Putting The Squeeze on Agents could leave your short in the end

*This article first appeared in the June Midland Express

We often hear about buyer beware but when did you last get warnings for the seller to beware?

Choosing between real estate agents can be a complex task. In any given area, there could be dozens of agents from a broad standard of real estate agencies. It is important to identify that not all agents are the same.

With that type of competition amongst real estate agents, prospective sellers have the clear advantage to sift through and find the right agent for their sale. Agents are put under increasing pressure (and rightly so!) to ensure that the vendor gets the absolute best deal possible.

With margins being pushed across the board, some agents will reduce their fees drastically to secure the sale. The allure of more money in the vendors pocket appears from the surface to be one to be enthusiastic about. However, like everything in life, when you cut one expense to save yourself a few dollars, something else will be in deficit along the way.

So how do people manage the sale of their homes with the best possible sale price and lowest commission, and ensure that their marriage or sanity are still intact at the end?

When deciding on a commission, it is important to weigh up what is a fair fee for the agent while garnering the best outcome at sale. It is also important to recognise the value in paying a fair percentage for the agent because you want the agent to work for you.

A responsive agent who picks up the phone after hours, manages offers in a professional way, one who is thorough, kind to your children and pets and manages every single stressful aspect of the sale on your behalf is worth the extra small margin you feel you might gain.

Crunching an agent too much might cost you so much more in the end.

Are you financially ready to buy a home?

We see it a lot. Enthusiastic families and individuals coming to open for inspections, sussing out the market and daydreaming about having their own little piece of the Great Australian Dream.

There’s just one thing: They aren’t quite sure if they can afford it.

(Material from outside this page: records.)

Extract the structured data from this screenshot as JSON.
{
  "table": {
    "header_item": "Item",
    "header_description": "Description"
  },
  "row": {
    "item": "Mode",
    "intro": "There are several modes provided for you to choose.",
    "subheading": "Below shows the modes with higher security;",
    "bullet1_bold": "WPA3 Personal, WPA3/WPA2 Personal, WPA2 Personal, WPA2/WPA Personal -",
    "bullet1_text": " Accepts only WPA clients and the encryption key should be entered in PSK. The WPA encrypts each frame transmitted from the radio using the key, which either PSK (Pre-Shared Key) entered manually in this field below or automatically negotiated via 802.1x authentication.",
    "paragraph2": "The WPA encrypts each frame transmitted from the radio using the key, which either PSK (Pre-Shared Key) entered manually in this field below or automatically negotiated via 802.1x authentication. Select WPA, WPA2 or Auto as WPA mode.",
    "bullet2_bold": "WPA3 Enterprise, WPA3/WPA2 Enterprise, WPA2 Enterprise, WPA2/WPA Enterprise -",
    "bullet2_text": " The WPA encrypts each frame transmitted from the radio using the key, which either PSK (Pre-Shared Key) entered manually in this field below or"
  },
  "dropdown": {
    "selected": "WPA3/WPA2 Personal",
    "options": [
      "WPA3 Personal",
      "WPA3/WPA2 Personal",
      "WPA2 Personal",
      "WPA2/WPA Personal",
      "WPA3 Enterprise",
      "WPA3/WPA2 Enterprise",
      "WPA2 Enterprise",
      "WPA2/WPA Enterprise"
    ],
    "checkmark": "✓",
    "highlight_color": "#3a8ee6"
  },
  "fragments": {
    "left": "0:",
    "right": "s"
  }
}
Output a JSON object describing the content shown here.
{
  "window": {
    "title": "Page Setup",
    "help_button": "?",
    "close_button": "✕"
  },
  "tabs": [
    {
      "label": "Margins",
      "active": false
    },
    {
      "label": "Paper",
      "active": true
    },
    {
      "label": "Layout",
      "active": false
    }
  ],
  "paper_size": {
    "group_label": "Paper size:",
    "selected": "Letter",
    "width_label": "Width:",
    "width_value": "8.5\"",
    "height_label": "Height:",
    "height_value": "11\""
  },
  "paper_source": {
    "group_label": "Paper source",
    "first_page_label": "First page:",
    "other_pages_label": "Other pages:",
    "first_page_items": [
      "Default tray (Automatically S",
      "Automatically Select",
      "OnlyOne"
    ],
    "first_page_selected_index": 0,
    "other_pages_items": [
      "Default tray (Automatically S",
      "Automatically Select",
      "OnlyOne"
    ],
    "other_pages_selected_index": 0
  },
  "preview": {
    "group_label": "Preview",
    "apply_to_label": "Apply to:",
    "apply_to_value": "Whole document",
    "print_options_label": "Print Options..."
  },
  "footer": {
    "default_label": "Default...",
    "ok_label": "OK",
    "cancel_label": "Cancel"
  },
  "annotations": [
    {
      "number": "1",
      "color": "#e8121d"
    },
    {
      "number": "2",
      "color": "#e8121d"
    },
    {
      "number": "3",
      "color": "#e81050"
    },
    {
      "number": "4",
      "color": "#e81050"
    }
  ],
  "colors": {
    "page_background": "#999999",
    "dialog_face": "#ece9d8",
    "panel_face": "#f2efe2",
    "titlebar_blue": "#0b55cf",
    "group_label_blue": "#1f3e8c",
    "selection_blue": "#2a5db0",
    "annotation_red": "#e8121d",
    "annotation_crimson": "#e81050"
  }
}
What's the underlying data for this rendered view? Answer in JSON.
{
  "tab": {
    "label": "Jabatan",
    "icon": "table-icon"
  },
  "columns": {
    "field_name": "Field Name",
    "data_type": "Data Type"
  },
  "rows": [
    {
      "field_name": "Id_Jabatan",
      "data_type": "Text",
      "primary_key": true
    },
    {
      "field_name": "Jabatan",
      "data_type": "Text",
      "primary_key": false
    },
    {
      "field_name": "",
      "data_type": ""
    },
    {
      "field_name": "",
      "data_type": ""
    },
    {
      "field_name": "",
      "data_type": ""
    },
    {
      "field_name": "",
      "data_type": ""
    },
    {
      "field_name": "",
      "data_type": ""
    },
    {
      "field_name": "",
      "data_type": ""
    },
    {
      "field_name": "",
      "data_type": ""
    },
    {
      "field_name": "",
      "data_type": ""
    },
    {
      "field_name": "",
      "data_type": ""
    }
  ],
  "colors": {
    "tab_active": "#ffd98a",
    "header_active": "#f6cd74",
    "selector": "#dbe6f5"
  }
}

So how do you know if you are ready to take the leap or not? This handy checklist is a great place to start.

  • Contact a Broker or financial Institution.

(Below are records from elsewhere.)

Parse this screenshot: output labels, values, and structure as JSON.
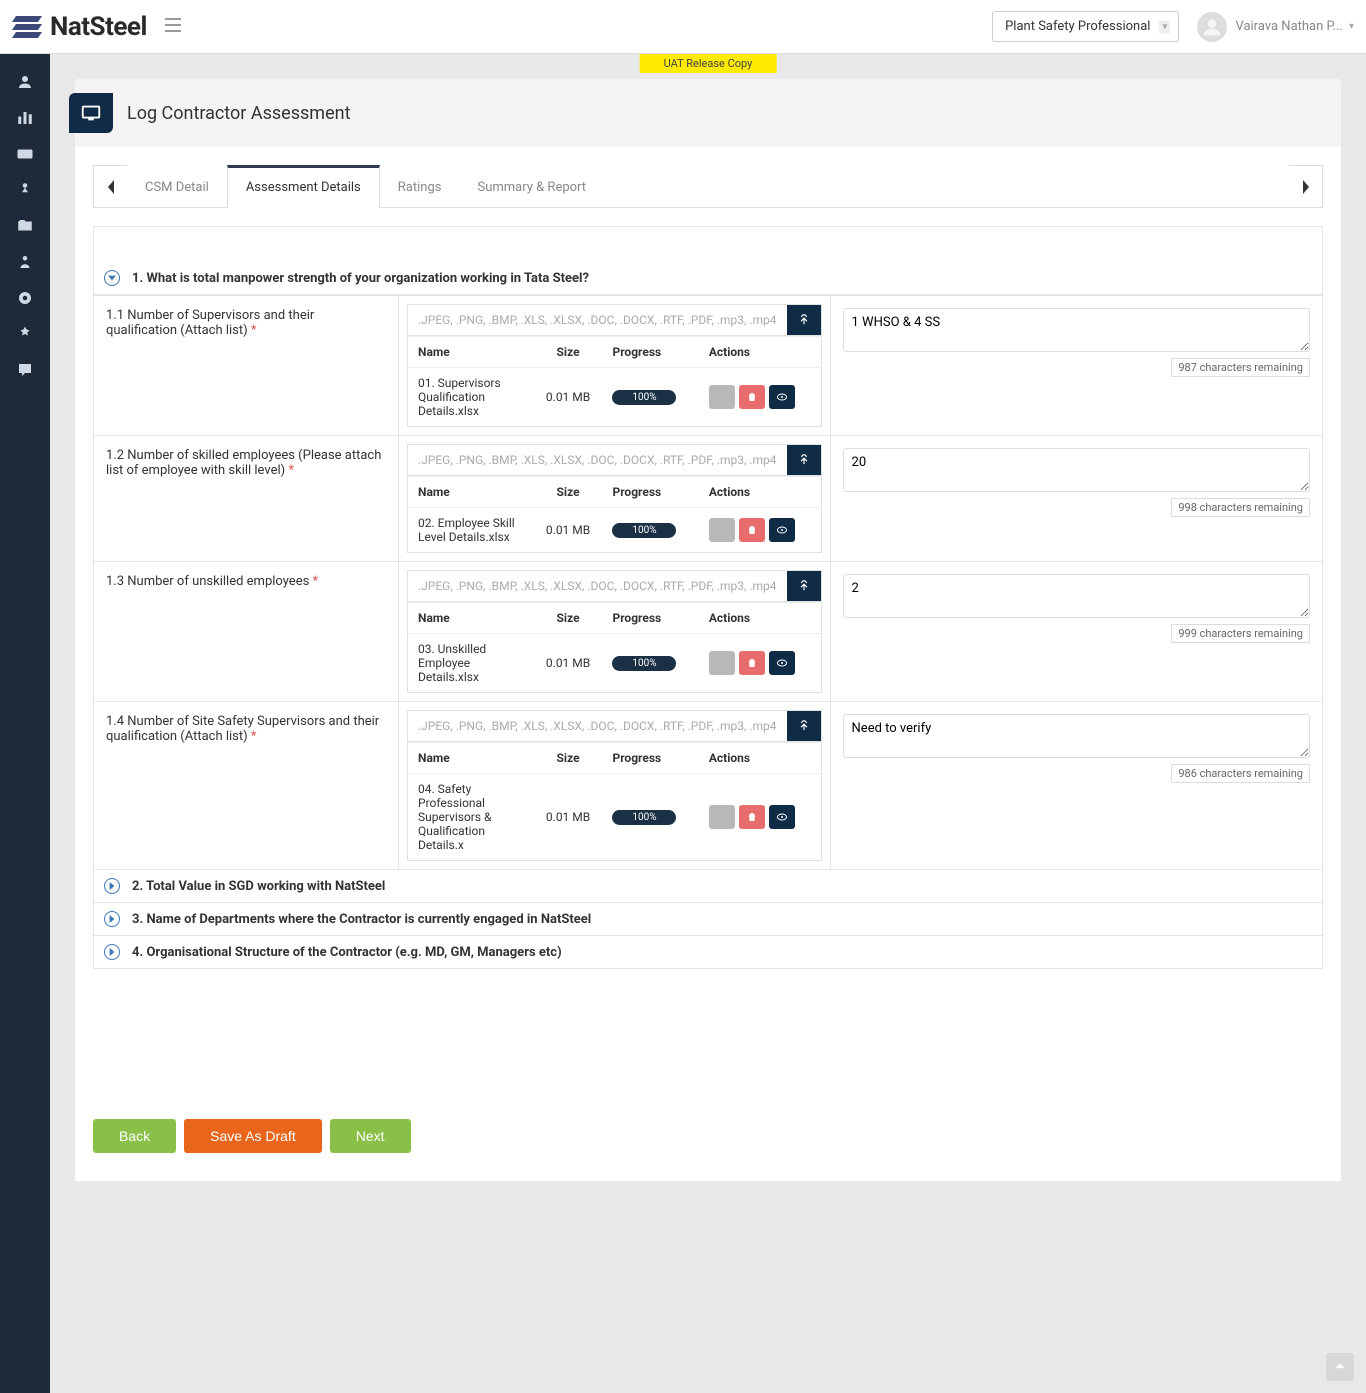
{
  "brand": "NatSteel",
  "uat_banner": "UAT Release Copy",
  "role": "Plant Safety Professional",
  "user_name": "Vairava Nathan P...",
  "page_title": "Log Contractor Assessment",
  "tabs": {
    "csm": "CSM Detail",
    "assessment": "Assessment Details",
    "ratings": "Ratings",
    "summary": "Summary & Report"
  },
  "upload_hint": ".JPEG, .PNG, .BMP, .XLS, .XLSX, .DOC, .DOCX, .RTF, .PDF, .mp3, .mp4",
  "file_headers": {
    "name": "Name",
    "size": "Size",
    "progress": "Progress",
    "actions": "Actions"
  },
  "section1": {
    "title": "1. What is total manpower strength of your organization working in Tata Steel?",
    "q1": {
      "label": "1.1 Number of Supervisors and their qualification (Attach list)",
      "file_name": "01. Supervisors Qualification Details.xlsx",
      "file_size": "0.01 MB",
      "file_progress": "100%",
      "answer": "1 WHSO & 4 SS",
      "remaining": "987 characters remaining"
    },
    "q2": {
      "label": "1.2 Number of skilled employees (Please attach list of employee with skill level)",
      "file_name": "02. Employee Skill Level Details.xlsx",
      "file_size": "0.01 MB",
      "file_progress": "100%",
      "answer": "20",
      "remaining": "998 characters remaining"
    },
    "q3": {
      "label": "1.3 Number of unskilled employees",
      "file_name": "03. Unskilled Employee Details.xlsx",
      "file_size": "0.01 MB",
      "file_progress": "100%",
      "answer": "2",
      "remaining": "999 characters remaining"
    },
    "q4": {
      "label": "1.4 Number of Site Safety Supervisors and their qualification (Attach list)",
      "file_name": "04. Safety Professional Supervisors & Qualification Details.x",
      "file_size": "0.01 MB",
      "file_progress": "100%",
      "answer": "Need to verify",
      "remaining": "986 characters remaining"
    }
  },
  "section2": "2. Total Value in SGD working with NatSteel",
  "section3": "3. Name of Departments where the Contractor is currently engaged in NatSteel",
  "section4": "4. Organisational Structure of the Contractor (e.g. MD, GM, Managers etc)",
  "buttons": {
    "back": "Back",
    "save_draft": "Save As Draft",
    "next": "Next"
  }
}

A good broker is a ‘go-between’ for you and the lenders (banks). A broker can act on your behalf to help determine how much you borrow. A financial institution can offer a similar type of service however they are unlikely to shop around for the best deal for you.

  • Get pre-approval first

A good thing to do before you start shopping for your dream home. In short, pre-approval gets your loan sorted so you know how much you can spend.

  • Savings history

‘Genuine savings’ is a term used by lenders to define funds that a home loan applicant has saved themselves over time. Australian lenders have required borrowers to save at least 5% of the purchase price of a property in a bank account in their name.

  • Loan repayments

Many people will tell you that covering your loan repayments is just the same as rent. But If you don’t factor changes to interest rates as well as your capacity to cover these expenses over time then you might be in trouble over time.

  • Mortgage Insurance

Lender’s Mortgage Insurance is a condition of home loan borrowing where your mortgage lender may require you to make a one-off payment to protect them (the lender) against the event where you (the borrower) might fail to make your home loan repayments. This insurance protects the lender and in many cases where the deposit is less than 20%, the borrower will need to pay it.

  • Stamp duty

Stamp duty is a tax charged by the government on the sale of property. It is designed to cover the cost of the legal documents for the transaction. The main document is the ownership title of the property and a search to ensure you are buying the property from the right person. The percentage rates on stamp duty in Victoria vary based on dutiable value of the property.

  • 10% deposit on signing?

In a standard property sale, the home deposit has to be paid when you exchange the signed copies of the sale contract with the seller (“vendor”), after your offer has been accepted. If you buy at auction, you will sign the contract and pay a deposit (usually 10%) on the spot.

  • Other costs to be considered

It is important to factor in the following variable costs when you buy a home as often people come undone when they need to find another $1000 here or there.

  • Conveyancer/Solicitor fees.
  • Building and pest inspection
  • Disbursements at settlement
  • Home and contents insurance
  • Removalist costs
  • Waste disposal costs
  • Cross-over payments from last place of residence to new

The best way to keep costs in check is to plan in advance, be aware of what is ahead of you and get advice from a respected agent.